=== Task brief ===
Every record, from the first line to the last, needs to be given again exactly.

=== Data for this task ===
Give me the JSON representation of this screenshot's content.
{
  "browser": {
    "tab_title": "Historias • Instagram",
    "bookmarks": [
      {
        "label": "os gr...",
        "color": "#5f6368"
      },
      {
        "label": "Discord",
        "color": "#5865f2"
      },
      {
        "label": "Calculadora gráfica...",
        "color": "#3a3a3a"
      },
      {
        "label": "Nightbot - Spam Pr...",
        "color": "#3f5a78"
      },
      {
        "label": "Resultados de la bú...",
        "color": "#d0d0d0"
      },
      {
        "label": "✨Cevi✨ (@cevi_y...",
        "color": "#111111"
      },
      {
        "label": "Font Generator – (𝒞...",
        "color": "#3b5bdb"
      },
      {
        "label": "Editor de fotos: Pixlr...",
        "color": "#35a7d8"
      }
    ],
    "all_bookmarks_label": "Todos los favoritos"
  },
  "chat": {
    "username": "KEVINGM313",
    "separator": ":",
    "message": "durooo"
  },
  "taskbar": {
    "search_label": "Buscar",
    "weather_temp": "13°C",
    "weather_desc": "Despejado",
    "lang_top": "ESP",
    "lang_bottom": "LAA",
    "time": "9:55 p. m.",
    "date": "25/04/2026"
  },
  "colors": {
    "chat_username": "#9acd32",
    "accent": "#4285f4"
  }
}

=== Response to this task ===
Give me the JSON representation of this screenshot's content.
{
  "browser": {
    "tab_title": "Historias • Instagram",
    "bookmarks": [
      {
        "label": "os gr...",
        "color": "#5f6368"
      },
      {
        "label": "Discord",
        "color": "#5865f2"
      },
      {
        "label": "Calculadora gráfica...",
        "color": "#3a3a3a"
      },
      {
        "label": "Nightbot - Spam Pr...",
        "color": "#3f5a78"
      },
      {
        "label": "Resultados de la bú...",
        "color": "#d0d0d0"
      },
      {
        "label": "✨Cevi✨ (@cevi_y...",
        "color": "#111111"
      },
      {
        "label": "Font Generator – (𝒞...",
        "color": "#3b5bdb"
      },
      {
        "label": "Editor de fotos: Pixlr...",
        "color": "#35a7d8"
      }
    ],
    "all_bookmarks_label": "Todos los favoritos"
  },
  "chat": {
    "username": "KEVINGM313",
    "separator": ":",
    "message": "durooo"
  },
  "taskbar": {
    "search_label": "Buscar",
    "weather_temp": "13°C",
    "weather_desc": "Despejado",
    "lang_top": "ESP",
    "lang_bottom": "LAA",
    "time": "9:55 p. m.",
    "date": "25/04/2026"
  },
  "colors": {
    "chat_username": "#9acd32",
    "accent": "#4285f4"
  }
}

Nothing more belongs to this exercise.